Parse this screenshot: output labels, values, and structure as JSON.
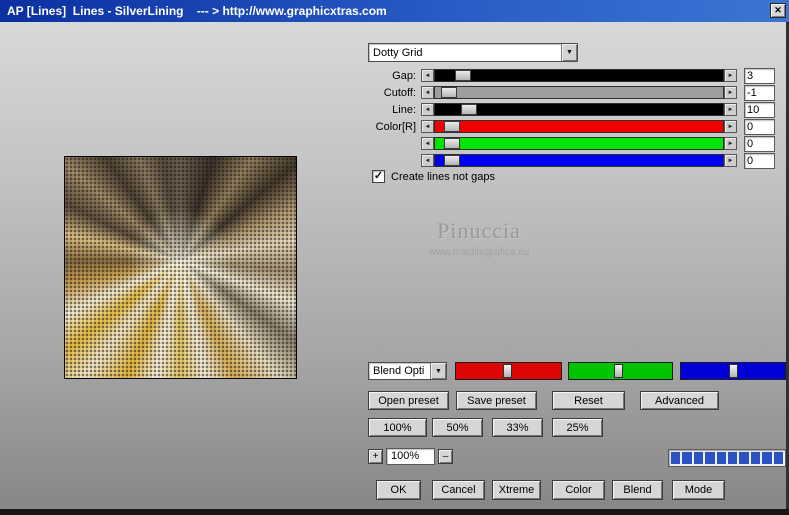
{
  "icons": {
    "close": "✕",
    "dropdown_arrow": "▼",
    "check": "✓",
    "arrow_left": "◄",
    "arrow_right": "►"
  },
  "window": {
    "title": "AP [Lines]  Lines - SilverLining    --- > http://www.graphicxtras.com"
  },
  "colors": {
    "titlebar_start": "#0c2fa2",
    "titlebar_end": "#3a75d4",
    "progress_fill": "#2d52c4"
  },
  "preset_dropdown": {
    "value": "Dotty Grid"
  },
  "sliders": [
    {
      "label": "Gap:",
      "value": "3",
      "track_color": "#000000",
      "thumb_percent": 7
    },
    {
      "label": "Cutoff:",
      "value": "-1",
      "track_color": "#9e9e9e",
      "thumb_percent": 2
    },
    {
      "label": "Line:",
      "value": "10",
      "track_color": "#000000",
      "thumb_percent": 9
    },
    {
      "label": "Color[R]",
      "value": "0",
      "track_color": "#f20000",
      "thumb_percent": 3
    },
    {
      "label": "",
      "value": "0",
      "track_color": "#00e400",
      "thumb_percent": 3
    },
    {
      "label": "",
      "value": "0",
      "track_color": "#0000f0",
      "thumb_percent": 3
    }
  ],
  "checkbox": {
    "label": "Create lines not gaps",
    "checked": true
  },
  "watermark": {
    "name": "Pinuccia",
    "url": "www.maidiregrafica.eu"
  },
  "blend_dropdown": {
    "value": "Blend Opti"
  },
  "rgb_bars": [
    {
      "name": "red",
      "color": "#dd0505",
      "thumb_percent": 45
    },
    {
      "name": "green",
      "color": "#00c400",
      "thumb_percent": 44
    },
    {
      "name": "blue",
      "color": "#0000d8",
      "thumb_percent": 46
    }
  ],
  "preset_buttons": [
    "Open preset",
    "Save preset",
    "Reset",
    "Advanced"
  ],
  "zoom_buttons": [
    "100%",
    "50%",
    "33%",
    "25%"
  ],
  "zoom_stepper": {
    "plus": "+",
    "value": "100%",
    "minus": "–"
  },
  "progress": {
    "segments": 10,
    "filled": 10
  },
  "action_buttons": [
    "OK",
    "Cancel",
    "Xtreme",
    "Color",
    "Blend",
    "Mode"
  ]
}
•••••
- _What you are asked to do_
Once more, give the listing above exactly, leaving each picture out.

- _Written answer_
Parse this screenshot: output labels, values, and structure as JSON.
{
  "icons": {
    "close": "✕",
    "dropdown_arrow": "▼",
    "check": "✓",
    "arrow_left": "◄",
    "arrow_right": "►"
  },
  "window": {
    "title": "AP [Lines]  Lines - SilverLining    --- > http://www.graphicxtras.com"
  },
  "colors": {
    "titlebar_start": "#0c2fa2",
    "titlebar_end": "#3a75d4",
    "progress_fill": "#2d52c4"
  },
  "preset_dropdown": {
    "value": "Dotty Grid"
  },
  "sliders": [
    {
      "label": "Gap:",
      "value": "3",
      "track_color": "#000000",
      "thumb_percent": 7
    },
    {
      "label": "Cutoff:",
      "value": "-1",
      "track_color": "#9e9e9e",
      "thumb_percent": 2
    },
    {
      "label": "Line:",
      "value": "10",
      "track_color": "#000000",
      "thumb_percent": 9
    },
    {
      "label": "Color[R]",
      "value": "0",
      "track_color": "#f20000",
      "thumb_percent": 3
    },
    {
      "label": "",
      "value": "0",
      "track_color": "#00e400",
      "thumb_percent": 3
    },
    {
      "label": "",
      "value": "0",
      "track_color": "#0000f0",
      "thumb_percent": 3
    }
  ],
  "checkbox": {
    "label": "Create lines not gaps",
    "checked": true
  },
  "watermark": {
    "name": "Pinuccia",
    "url": "www.maidiregrafica.eu"
  },
  "blend_dropdown": {
    "value": "Blend Opti"
  },
  "rgb_bars": [
    {
      "name": "red",
      "color": "#dd0505",
      "thumb_percent": 45
    },
    {
      "name": "green",
      "color": "#00c400",
      "thumb_percent": 44
    },
    {
      "name": "blue",
      "color": "#0000d8",
      "thumb_percent": 46
    }
  ],
  "preset_buttons": [
    "Open preset",
    "Save preset",
    "Reset",
    "Advanced"
  ],
  "zoom_buttons": [
    "100%",
    "50%",
    "33%",
    "25%"
  ],
  "zoom_stepper": {
    "plus": "+",
    "value": "100%",
    "minus": "–"
  },
  "progress": {
    "segments": 10,
    "filled": 10
  },
  "action_buttons": [
    "OK",
    "Cancel",
    "Xtreme",
    "Color",
    "Blend",
    "Mode"
  ]
}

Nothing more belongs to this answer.